regions, boundaries, etc.
Society will be deeply affected if intelligent robots become a reality.
What kinds of implications should we consider?
Assignments will be done in teams of three. Part of the goal of the
course is for you to learn how to work successfully with your team,
solving academic/technical, scheduling/coordination, and
social/interpersonal problems as they arise so that your team is
There will be robot programming assignments due approximately every
two weeks throughout the semester. Each team will have its own robot
to work with.
These assignments may be changed as the course evolves.
Get your robot to move and behave. Implement a simple ``virtual
bump'' sensor using the sonars, and a toy-like wandering control law:
- go straight until bump;
- back and turn;
Build control laws so your robot can use its sonar sensors and camera to:
- continually seek the largest open space;
- follow a wall or corridor;
- follow a brightly-colored object (or person) around.
While using the sonars to avoid obstacles, the robot will use its
camera to identify brightly colored tennis balls (``food''), capture
them, and bring them home to its ``nest.''
Using its camera, the robot will track a tennis ball rolled toward it,
move to catch it, and roll it back. Pair with another team to have
two robots volley the ball back and forth.
Build an occupancy grid metrical map
Using a sensorimotor trace from a robot with a laser range-finder,
including accurate localization of the robot, build a map of the
robot lab and the surrounding corridor.
Simultaneous localization and mapping (SLAM)

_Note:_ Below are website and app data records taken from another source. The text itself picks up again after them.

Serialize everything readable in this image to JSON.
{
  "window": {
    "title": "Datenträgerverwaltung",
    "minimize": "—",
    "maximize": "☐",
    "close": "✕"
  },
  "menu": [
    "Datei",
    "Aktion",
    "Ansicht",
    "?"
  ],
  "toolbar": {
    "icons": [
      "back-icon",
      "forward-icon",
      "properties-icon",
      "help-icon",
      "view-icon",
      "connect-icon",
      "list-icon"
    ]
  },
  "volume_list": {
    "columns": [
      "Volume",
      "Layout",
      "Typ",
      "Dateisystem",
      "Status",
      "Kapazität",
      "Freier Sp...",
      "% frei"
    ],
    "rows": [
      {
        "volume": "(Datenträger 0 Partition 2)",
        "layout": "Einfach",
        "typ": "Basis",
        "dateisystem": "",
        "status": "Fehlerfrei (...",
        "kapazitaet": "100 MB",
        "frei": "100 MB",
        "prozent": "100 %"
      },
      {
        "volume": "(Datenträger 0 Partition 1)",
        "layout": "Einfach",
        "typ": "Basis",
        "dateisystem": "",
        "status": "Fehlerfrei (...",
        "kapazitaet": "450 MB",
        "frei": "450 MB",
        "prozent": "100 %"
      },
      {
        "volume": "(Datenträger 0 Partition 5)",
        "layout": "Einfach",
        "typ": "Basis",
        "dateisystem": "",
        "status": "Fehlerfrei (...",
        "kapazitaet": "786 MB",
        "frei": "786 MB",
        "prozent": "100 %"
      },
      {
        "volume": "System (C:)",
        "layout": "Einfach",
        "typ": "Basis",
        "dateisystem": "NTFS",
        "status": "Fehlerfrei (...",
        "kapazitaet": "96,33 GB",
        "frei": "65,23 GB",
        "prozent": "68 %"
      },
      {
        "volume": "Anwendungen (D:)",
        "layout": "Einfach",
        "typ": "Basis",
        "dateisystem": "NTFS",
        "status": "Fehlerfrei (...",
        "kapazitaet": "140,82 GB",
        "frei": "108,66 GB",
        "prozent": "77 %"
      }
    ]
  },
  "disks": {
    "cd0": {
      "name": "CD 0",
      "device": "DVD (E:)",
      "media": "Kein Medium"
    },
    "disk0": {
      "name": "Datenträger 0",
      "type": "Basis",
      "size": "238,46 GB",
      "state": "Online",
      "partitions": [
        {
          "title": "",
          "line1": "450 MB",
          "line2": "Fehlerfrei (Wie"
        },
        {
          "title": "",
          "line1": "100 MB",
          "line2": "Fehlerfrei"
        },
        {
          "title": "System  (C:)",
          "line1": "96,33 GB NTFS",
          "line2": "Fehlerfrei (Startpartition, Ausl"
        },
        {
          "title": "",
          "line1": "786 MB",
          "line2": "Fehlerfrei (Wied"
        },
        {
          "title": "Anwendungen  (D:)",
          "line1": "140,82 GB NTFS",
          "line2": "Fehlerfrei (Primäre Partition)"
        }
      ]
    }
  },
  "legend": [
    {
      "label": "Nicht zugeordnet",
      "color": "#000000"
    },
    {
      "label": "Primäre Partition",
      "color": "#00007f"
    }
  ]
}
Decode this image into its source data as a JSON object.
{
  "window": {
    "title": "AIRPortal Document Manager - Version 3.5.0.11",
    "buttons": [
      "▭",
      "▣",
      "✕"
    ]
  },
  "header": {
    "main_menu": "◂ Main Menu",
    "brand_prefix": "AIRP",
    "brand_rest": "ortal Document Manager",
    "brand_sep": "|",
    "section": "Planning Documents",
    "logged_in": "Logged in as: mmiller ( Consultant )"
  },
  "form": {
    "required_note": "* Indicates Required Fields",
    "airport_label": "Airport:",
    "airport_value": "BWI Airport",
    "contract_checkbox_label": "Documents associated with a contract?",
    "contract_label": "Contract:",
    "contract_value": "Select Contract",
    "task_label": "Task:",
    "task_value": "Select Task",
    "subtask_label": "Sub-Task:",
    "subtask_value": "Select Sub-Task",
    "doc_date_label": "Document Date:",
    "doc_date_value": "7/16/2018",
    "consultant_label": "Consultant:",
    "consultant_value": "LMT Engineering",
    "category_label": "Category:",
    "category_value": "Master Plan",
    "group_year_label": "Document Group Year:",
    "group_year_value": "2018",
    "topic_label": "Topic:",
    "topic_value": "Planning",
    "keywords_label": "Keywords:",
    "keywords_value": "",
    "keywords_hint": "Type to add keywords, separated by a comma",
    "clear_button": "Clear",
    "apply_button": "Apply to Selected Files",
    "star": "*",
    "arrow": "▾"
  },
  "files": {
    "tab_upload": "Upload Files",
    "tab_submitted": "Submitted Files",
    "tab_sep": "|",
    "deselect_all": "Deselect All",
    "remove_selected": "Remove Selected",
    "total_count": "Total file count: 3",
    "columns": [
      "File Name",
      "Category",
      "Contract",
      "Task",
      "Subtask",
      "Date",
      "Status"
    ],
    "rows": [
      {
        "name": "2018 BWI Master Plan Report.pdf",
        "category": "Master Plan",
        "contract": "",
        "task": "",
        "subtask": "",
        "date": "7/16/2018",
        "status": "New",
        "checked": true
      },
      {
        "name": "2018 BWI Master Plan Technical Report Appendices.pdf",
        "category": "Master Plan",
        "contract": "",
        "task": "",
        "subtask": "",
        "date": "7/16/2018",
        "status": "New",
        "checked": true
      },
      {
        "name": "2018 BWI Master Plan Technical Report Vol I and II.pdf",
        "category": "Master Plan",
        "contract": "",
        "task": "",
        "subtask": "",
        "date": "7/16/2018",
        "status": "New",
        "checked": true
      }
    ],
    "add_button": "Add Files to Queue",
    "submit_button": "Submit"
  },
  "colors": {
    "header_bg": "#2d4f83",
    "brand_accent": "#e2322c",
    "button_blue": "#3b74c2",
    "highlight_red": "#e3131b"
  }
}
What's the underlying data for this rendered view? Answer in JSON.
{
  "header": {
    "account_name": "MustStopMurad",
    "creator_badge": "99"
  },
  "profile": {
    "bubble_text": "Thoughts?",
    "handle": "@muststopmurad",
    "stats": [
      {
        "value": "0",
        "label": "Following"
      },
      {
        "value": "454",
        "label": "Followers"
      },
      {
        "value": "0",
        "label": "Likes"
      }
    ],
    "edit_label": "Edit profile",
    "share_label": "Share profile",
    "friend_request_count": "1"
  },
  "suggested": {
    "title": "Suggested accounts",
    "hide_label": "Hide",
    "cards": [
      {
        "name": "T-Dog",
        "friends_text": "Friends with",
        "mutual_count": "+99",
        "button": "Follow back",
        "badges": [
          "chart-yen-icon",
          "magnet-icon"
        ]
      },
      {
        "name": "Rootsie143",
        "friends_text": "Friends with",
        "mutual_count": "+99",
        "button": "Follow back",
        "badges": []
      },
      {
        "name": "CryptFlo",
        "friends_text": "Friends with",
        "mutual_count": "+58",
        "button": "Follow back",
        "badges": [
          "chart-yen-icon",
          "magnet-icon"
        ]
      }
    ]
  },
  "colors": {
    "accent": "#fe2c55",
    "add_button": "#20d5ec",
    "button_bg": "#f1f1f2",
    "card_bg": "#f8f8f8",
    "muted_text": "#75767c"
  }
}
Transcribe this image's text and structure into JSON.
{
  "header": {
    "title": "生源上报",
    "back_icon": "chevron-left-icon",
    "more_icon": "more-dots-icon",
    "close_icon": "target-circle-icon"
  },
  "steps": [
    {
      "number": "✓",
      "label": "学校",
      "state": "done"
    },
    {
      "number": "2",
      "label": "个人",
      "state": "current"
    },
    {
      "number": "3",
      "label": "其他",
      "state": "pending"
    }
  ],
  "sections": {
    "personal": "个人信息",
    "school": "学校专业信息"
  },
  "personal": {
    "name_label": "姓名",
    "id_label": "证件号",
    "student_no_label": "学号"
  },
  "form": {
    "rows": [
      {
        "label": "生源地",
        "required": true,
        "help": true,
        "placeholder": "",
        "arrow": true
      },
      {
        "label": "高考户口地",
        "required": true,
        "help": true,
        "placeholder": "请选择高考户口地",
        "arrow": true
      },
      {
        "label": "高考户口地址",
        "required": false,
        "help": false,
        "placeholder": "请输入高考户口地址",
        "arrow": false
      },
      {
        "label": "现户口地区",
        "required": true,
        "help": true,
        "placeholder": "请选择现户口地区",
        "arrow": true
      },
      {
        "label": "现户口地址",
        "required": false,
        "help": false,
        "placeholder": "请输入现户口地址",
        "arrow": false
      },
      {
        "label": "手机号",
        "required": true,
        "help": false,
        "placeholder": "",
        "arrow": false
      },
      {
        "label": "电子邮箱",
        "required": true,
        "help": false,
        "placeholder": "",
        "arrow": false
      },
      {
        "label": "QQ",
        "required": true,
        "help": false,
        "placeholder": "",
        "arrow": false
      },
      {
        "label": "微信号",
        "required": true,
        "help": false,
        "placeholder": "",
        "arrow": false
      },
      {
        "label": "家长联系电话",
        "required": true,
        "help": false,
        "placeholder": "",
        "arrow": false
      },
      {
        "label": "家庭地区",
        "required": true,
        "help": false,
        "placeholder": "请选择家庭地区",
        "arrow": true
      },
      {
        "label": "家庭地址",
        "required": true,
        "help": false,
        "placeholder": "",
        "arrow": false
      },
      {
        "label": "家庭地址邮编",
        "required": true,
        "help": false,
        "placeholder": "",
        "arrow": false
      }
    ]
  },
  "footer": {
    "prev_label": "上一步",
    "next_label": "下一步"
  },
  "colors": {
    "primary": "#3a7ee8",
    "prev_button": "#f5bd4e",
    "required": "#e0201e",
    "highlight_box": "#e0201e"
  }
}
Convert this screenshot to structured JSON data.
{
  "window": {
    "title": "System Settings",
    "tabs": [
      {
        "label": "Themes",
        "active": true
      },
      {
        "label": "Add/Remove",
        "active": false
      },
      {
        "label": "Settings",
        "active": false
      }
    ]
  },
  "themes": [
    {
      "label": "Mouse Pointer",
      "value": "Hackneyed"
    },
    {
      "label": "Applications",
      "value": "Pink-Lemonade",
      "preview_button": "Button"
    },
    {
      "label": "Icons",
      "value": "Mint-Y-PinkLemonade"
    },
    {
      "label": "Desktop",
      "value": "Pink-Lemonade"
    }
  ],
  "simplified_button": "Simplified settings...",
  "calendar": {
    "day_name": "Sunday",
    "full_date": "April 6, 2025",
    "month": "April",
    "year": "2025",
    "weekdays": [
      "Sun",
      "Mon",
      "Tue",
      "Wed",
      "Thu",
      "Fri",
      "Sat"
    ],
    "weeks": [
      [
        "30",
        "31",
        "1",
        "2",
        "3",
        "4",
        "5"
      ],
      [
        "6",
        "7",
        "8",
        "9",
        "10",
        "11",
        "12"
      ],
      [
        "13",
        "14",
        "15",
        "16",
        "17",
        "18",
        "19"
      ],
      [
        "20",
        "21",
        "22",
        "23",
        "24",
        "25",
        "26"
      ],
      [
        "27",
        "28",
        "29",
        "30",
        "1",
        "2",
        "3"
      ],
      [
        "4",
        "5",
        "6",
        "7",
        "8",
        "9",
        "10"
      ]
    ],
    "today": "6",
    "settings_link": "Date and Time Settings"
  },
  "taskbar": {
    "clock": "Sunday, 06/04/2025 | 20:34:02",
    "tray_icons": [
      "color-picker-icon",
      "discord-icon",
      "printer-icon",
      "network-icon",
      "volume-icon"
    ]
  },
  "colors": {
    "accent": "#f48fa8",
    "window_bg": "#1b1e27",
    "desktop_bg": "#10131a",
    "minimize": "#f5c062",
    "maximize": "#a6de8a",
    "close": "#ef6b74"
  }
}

Solve the above problem, but without the accurate localization of the
robot. You are given the significantly less accurate odometry
readings, and must use the sensor observations to correct them.
- The assignments will be graded by teams, with all members of
each team receiving the same credit.
(5%, 10%, 10%, 10%, 10%, 10%).
- Individuals will received their own grades for the Midterm (15%)
and Final (20%) exams.
- There will also be credit for Class Participation (10%).
Attendance and Textbook
There is no textbook in this class. Research papers in robotics will be
handed out and distributed online for you to read. Copies of the slides
will be made available, ideally before class each day.
Since so much of the class comes from the lectures and discussion in
class, attendance is required. I will take attendance at the
beginning of the class period each day. (This also helps me learn
your names.) Your attendance will be counted as part of the Class
The Computer Science Department has a Code of Conduct that describes
the obligations of faculty and students. Read it at